WHEN TO GO - Stripers are in the Roanoke River from early April through the end of May and sometimes longer. Through April 30, fishermen may keep two stripers a day, with an 18-inch minimum size limit, a 22- to 27-inch slot limit (no harvest), and only one fish per day over 27 inches. Fishing in May is catch-and-release only, but fishing pressure is usually lower. Best fishing times are when the water flow through Roanoke Rapids Lake Dam range from 5,000 to 6,000 cubic feet per second. To view water flow rates of the river at Roanoke Rapids, visit the National Weather Service's charts on-line at http://water.weather.gov/ahps/.
TACKLE/TECHNIQUES - Medium-action baitcasting or spinning tackle (7-foot rods are the ticket for longer casts needed to reach fish) and 6- to 7-weight fly rods work for most Roanoke River striper. Topwater fishing peaks during May but all lures are required to have single, barbless hooks. Chug Bugs and Flambeau Pop-Rs with frog leg trailers are popular topwater lures; Clousers and Deceivers are popular fly patterns. Before March 1 and after June 30, other types of hooks may be used, but no fish can be kept.
GUIDES/FISHING INFO - Richard Andrews, Tar-Pam Guide Service, 252-945-9715, www.tarpamguide.com; Clark Purvis, Roanoke River Waterfowl, 252-314-6865 www.roanokeriverwaterfowl.com; George Beckwith, Down East Guide Service, 910-249-3101; Rod Thomas, Capt. Ponytail Guide Service, 336-240-5649, www.captainponytail.com; Colston's Tackle Box, Roanoke Rapids, 252-537-6485. N.C. Wildlife Resources Commission, 919-707-0220, http://www.ncwildlife.org/. See also Guides and Charters in Classifieds.

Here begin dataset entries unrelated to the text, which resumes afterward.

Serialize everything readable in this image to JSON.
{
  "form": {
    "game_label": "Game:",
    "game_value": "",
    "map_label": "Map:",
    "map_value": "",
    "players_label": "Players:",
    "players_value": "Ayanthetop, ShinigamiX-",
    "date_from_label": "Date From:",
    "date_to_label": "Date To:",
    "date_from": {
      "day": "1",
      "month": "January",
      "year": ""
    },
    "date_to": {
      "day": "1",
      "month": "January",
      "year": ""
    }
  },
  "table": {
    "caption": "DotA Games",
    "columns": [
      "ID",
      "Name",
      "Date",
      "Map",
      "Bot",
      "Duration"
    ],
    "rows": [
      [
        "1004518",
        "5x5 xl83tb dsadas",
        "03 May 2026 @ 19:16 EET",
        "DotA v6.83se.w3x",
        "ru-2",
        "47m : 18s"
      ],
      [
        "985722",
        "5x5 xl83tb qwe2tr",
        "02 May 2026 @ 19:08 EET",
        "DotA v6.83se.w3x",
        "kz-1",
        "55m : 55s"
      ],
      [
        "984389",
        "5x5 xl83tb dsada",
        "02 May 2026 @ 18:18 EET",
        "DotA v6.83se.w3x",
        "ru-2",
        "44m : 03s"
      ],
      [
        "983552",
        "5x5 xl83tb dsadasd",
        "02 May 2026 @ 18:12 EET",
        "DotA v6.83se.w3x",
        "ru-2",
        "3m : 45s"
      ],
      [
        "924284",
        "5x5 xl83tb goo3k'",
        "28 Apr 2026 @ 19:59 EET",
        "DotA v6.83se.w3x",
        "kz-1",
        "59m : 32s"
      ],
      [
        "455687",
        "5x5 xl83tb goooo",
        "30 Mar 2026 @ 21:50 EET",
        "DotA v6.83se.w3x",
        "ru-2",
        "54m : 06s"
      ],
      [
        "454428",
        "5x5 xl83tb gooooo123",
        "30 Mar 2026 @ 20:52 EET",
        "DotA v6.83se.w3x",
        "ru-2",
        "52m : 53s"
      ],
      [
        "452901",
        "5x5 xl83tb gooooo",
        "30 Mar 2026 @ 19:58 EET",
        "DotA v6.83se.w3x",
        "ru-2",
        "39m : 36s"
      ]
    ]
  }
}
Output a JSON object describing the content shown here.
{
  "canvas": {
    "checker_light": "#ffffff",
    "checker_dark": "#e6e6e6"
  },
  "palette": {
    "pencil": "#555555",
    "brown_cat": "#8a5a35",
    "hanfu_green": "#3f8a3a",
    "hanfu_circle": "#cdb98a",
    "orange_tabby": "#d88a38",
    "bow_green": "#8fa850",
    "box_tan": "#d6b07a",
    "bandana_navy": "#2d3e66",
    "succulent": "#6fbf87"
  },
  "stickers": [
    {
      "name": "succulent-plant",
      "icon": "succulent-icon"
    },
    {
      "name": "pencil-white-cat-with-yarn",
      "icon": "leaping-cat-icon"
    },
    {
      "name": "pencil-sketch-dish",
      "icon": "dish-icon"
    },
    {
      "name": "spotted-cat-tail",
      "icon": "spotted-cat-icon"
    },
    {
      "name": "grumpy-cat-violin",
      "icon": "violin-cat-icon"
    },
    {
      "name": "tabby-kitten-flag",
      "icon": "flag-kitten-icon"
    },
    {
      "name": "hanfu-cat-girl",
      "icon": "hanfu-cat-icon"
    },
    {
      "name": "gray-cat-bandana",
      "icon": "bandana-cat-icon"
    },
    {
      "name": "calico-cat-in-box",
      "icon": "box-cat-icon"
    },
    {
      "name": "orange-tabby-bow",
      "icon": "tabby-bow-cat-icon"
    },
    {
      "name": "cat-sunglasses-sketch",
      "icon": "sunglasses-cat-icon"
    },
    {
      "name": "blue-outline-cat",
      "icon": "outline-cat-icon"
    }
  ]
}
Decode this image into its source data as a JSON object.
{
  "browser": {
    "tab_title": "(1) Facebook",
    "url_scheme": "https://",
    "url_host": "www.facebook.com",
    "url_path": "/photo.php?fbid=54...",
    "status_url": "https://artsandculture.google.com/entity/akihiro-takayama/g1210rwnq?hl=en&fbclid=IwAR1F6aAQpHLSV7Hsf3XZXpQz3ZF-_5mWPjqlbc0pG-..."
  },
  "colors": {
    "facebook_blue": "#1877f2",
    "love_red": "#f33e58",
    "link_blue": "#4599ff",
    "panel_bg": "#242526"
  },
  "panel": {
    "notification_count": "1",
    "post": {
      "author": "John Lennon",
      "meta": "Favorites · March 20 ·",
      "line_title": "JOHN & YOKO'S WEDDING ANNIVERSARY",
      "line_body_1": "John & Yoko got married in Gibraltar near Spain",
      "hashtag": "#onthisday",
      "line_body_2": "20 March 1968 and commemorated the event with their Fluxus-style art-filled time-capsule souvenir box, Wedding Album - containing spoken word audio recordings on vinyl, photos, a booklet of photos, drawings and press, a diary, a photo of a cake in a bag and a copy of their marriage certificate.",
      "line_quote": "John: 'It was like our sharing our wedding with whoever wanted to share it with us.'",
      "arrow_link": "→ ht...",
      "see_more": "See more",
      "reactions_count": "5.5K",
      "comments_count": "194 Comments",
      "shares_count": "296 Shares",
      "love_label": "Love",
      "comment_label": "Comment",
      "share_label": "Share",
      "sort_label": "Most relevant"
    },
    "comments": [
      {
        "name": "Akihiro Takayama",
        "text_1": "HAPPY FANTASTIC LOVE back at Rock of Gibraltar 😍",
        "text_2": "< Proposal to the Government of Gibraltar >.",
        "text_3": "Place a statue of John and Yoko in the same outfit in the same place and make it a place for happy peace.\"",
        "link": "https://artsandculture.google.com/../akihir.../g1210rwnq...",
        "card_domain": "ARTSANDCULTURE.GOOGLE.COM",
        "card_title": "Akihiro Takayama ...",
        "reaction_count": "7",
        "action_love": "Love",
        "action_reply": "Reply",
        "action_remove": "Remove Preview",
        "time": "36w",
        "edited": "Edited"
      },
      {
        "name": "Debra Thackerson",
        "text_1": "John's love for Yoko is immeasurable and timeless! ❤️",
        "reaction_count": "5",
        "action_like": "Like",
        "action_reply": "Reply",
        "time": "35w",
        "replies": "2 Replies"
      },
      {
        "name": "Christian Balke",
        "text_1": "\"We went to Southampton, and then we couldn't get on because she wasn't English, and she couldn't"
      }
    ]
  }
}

ACCOMMODATIONS - Days Inn, Weldon, 252-536-4867; Interstate Inn, Weldon, 252-536-4111; New Yorker Motel, Weldon 252-536-3148; Orchard Inn, Weldon, 252-536-2131; Comfort Inn, Roanoke Rapids, 252-535-3300; Hampton Inn, Roanoke Rapids, 252-537-7555; Holiday Inn Express, Roanoke Rapids, 252-536-2300; Motel 6, Roanoke Rapids, 252-537-5352; Sleep Inn, Roanoke Rapids, 252-537-3141; Jameson Inn, Roanoke Rapids, 252-533-0022.
MAPS - DeLorme's North Carolina Atlas and Gazetteer, 800-561-5105, www.delorme.com.